    Shells are a different thing, their trajectory is usually much shallower and they usually don't explode under ships and anyway they had much less explosive than a bomb of same weight.

    Juha
     
  17. ShVAK

    ShVAK Member

    Joined:
    Aug 15, 2012
    Messages:
    212
    Likes Received:
    0
    Trophy Points:
    16
    Biggest guided bomb I know of used in Vietnam was the AGM-62 Walleye II, which was only 2,000 pounds. The BLU-82 Daisy Cutter was the largest used operationally (15,000 pounds), but that was an anti-personnel bomb and didn't have the penetrating power or delayed fuzes of a Tallboy.
     
  18. GrauGeist

    GrauGeist Well-Known Member

    Joined:
    Aug 29, 2008
    Messages:
    15,188
    Likes Received:
    2,029
    Trophy Points:
    113
    Occupation:
    Public Safety Automotive Technician
    Location:
    Redding, California
    Home Page:
    A bomb striking the water from altitude will detonate just as if it struck a solid object or the earth because of the compressability of the water.

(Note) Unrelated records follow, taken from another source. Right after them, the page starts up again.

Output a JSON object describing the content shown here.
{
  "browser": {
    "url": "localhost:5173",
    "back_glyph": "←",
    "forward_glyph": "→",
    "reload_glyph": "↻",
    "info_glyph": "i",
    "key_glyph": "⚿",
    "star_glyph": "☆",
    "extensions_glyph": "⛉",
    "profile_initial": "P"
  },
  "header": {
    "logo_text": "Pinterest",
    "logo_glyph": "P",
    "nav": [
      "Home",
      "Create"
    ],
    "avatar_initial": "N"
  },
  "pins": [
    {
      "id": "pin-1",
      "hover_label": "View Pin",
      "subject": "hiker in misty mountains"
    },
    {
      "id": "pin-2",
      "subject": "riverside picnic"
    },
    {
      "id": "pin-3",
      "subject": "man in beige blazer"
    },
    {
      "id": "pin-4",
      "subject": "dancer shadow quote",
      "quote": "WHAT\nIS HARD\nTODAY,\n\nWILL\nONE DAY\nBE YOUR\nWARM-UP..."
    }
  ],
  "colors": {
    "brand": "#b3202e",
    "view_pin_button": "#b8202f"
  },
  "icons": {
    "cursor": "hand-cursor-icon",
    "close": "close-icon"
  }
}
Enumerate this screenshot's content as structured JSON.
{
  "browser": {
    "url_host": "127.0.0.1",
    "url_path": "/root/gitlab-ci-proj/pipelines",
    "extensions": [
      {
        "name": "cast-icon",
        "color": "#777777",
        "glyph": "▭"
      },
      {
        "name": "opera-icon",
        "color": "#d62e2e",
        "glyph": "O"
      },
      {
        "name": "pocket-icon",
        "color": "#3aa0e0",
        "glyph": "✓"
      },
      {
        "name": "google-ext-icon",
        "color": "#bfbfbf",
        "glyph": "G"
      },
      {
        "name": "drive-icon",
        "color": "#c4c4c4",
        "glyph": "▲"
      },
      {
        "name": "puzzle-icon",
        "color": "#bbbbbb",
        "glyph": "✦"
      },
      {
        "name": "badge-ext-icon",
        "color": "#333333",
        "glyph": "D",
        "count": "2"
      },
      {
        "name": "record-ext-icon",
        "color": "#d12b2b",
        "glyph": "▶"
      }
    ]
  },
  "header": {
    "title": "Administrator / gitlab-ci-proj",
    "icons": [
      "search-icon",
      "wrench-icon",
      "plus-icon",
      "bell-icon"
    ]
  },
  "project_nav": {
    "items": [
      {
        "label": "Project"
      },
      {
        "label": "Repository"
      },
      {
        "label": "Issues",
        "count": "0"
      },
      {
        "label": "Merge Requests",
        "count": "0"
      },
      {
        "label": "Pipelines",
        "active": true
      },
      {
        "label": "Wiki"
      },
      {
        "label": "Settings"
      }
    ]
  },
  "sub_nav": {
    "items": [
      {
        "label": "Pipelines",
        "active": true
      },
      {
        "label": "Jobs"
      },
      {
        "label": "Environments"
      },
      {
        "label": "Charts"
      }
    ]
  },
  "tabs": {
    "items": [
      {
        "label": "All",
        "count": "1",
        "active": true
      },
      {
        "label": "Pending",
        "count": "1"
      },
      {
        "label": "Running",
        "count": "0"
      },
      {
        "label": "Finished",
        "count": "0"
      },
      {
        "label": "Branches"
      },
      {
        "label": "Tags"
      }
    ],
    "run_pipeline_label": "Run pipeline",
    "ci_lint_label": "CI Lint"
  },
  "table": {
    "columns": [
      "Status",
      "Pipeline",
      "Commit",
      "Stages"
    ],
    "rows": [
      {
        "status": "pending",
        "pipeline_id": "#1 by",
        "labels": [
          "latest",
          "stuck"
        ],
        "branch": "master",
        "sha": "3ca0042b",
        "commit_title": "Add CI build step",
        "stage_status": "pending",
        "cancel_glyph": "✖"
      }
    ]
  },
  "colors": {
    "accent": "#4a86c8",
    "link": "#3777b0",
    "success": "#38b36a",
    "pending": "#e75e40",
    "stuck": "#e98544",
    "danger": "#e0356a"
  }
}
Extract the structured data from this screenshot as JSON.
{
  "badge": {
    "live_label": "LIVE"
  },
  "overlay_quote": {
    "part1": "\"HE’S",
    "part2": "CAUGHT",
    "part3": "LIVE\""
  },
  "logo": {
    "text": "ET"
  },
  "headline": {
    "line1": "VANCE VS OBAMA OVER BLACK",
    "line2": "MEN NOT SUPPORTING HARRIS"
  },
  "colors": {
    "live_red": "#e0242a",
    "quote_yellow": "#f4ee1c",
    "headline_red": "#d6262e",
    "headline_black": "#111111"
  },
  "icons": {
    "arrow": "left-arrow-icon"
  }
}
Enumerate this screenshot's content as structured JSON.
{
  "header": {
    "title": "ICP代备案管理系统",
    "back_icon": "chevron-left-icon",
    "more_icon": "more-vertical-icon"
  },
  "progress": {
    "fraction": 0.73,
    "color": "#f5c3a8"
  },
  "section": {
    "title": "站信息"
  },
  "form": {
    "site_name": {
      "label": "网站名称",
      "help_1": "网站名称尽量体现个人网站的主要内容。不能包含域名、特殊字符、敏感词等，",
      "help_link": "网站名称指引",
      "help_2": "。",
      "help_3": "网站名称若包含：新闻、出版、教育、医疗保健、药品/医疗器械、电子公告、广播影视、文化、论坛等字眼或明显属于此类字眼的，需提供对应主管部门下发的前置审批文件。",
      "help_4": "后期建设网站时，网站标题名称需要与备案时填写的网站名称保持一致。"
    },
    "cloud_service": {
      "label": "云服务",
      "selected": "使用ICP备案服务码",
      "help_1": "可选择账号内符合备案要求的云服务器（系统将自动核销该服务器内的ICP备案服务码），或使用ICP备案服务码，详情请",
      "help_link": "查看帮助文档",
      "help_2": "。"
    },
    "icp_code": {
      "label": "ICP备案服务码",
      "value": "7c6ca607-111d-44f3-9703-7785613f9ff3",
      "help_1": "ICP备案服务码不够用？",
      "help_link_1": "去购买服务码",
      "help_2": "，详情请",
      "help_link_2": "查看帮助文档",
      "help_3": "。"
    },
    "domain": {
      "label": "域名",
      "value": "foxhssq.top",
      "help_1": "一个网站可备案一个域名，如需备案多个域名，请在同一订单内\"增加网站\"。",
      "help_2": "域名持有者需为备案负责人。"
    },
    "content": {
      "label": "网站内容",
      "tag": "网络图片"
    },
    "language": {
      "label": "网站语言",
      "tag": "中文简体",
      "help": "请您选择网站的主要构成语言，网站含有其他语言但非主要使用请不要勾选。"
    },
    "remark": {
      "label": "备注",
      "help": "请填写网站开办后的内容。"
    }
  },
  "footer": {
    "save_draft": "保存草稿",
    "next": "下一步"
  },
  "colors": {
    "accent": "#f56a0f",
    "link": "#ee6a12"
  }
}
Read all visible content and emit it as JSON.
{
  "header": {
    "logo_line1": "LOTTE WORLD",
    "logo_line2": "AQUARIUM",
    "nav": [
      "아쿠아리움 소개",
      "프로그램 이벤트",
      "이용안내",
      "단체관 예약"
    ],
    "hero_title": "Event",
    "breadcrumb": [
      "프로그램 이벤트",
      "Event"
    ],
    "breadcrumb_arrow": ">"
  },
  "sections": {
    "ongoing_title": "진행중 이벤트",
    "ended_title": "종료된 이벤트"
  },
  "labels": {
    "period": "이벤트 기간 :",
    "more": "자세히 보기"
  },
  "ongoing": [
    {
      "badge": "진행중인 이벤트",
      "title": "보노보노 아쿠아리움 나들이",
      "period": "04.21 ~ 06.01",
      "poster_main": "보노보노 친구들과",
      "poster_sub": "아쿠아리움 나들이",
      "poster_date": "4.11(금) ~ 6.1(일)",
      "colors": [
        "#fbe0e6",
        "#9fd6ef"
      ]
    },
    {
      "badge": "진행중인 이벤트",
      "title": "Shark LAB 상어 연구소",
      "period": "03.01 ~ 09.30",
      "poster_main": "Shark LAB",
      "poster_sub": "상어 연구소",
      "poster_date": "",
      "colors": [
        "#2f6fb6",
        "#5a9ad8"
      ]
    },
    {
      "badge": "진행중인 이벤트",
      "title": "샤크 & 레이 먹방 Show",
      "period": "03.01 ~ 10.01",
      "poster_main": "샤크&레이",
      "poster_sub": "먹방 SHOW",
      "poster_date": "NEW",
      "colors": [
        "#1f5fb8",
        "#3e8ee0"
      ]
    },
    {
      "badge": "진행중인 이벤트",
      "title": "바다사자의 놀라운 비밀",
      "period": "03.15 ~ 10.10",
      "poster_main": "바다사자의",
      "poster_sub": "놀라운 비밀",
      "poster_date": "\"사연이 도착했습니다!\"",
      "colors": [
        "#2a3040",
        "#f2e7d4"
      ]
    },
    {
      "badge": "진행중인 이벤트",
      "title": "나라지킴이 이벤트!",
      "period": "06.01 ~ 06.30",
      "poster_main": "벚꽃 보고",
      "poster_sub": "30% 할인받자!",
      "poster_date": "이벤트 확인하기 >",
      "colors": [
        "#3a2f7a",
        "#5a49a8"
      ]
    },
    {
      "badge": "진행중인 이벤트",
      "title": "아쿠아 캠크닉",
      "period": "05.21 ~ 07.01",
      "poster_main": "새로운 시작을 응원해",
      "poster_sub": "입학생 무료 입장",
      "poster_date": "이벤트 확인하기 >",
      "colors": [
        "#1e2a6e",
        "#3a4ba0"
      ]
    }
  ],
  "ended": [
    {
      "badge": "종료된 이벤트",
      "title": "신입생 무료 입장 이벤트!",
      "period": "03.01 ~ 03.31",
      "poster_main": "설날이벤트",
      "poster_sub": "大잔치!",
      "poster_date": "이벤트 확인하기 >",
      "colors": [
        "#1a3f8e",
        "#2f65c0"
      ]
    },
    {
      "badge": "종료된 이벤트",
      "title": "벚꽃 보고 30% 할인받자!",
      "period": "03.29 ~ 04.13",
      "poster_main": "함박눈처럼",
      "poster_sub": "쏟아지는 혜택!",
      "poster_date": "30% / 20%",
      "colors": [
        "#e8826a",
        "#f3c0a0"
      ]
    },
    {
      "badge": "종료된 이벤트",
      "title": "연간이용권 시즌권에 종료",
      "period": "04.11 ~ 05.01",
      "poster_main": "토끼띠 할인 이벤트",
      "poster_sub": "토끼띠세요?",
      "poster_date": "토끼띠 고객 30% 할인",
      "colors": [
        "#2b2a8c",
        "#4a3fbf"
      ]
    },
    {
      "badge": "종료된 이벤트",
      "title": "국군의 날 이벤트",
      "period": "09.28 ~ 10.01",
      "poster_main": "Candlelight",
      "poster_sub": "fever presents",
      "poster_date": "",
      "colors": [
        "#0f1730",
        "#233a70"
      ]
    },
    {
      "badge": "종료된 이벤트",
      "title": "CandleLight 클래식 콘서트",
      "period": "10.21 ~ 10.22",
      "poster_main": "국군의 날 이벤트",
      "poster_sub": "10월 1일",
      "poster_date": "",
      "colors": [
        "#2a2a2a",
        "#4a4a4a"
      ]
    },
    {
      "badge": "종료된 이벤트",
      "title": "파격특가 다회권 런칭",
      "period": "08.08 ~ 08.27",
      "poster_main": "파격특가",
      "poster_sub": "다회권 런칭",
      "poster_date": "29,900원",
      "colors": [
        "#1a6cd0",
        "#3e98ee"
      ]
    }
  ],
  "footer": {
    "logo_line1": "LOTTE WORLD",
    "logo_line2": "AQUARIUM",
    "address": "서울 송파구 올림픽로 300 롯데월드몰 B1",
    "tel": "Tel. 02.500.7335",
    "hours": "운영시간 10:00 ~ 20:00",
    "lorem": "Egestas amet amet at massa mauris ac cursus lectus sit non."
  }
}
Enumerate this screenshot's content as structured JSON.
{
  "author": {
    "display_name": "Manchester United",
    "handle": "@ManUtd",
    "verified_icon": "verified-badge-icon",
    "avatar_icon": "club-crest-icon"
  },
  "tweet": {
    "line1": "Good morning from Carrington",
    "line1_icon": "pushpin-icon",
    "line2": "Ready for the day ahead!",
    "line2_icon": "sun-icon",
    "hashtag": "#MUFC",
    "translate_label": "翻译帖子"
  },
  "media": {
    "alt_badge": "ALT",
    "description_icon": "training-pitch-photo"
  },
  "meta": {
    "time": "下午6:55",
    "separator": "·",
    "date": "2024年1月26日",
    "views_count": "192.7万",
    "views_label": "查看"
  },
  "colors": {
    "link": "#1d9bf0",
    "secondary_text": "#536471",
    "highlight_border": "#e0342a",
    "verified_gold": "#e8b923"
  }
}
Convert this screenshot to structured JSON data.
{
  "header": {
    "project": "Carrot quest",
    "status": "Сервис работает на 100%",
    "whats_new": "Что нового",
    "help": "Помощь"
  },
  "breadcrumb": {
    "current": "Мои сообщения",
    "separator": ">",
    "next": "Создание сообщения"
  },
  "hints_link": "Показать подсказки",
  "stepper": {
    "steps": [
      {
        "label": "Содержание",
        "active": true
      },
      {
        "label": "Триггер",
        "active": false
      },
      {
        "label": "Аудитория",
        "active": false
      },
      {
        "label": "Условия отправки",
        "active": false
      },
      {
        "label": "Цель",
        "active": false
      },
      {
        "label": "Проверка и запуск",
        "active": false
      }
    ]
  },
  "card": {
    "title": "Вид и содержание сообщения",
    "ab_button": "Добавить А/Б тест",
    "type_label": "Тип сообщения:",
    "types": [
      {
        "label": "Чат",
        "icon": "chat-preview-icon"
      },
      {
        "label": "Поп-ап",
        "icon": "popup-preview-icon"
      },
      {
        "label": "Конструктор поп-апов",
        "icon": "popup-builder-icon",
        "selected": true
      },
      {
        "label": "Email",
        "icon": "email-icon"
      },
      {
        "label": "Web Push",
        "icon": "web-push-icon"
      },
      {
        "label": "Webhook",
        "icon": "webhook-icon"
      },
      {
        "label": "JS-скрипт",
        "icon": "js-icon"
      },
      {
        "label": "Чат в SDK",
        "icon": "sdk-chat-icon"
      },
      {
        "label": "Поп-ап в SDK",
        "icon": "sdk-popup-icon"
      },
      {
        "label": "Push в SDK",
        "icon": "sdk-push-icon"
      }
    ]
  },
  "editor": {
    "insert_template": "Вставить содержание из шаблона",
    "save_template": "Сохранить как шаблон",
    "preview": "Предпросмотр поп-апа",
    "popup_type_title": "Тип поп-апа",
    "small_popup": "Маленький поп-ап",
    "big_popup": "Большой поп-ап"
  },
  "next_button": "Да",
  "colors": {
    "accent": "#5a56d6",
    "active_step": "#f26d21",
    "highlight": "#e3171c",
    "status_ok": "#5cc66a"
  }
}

This also holds true with a significent detonation below the surface and within proximity of the hull of a ship.

    This is why the grand slam was able to destroy dams, because the force of the explosion was compressed and magnified.

    Detonated below the waterline of a ship, these large bombs may not sink the ship outright, but at the very least, would do serious damage.
     
  19. msxyz

    msxyz Member

    Joined:
    Jul 17, 2012
    Messages:
    90
    Likes Received:
    1
    Trophy Points:
    8
    Here, I found the bomb I was talking about:

    Bell ASM-A-1 Tarzon

    It wasn't Tv guided as I remembered but it used a primitive MCLOS similar to the one employed by the German Fritz X.
     
  20. ShVAK

    ShVAK Member

    Joined:
    Aug 15, 2012
    Messages:
    212
    Likes Received:
    0
    Trophy Points:
    16
    Oh derp, I just realized you said Korea instead of Vietnam. :oops:

    That is an interesting bomb, never heard of it before.
     
Loading...

Share This Page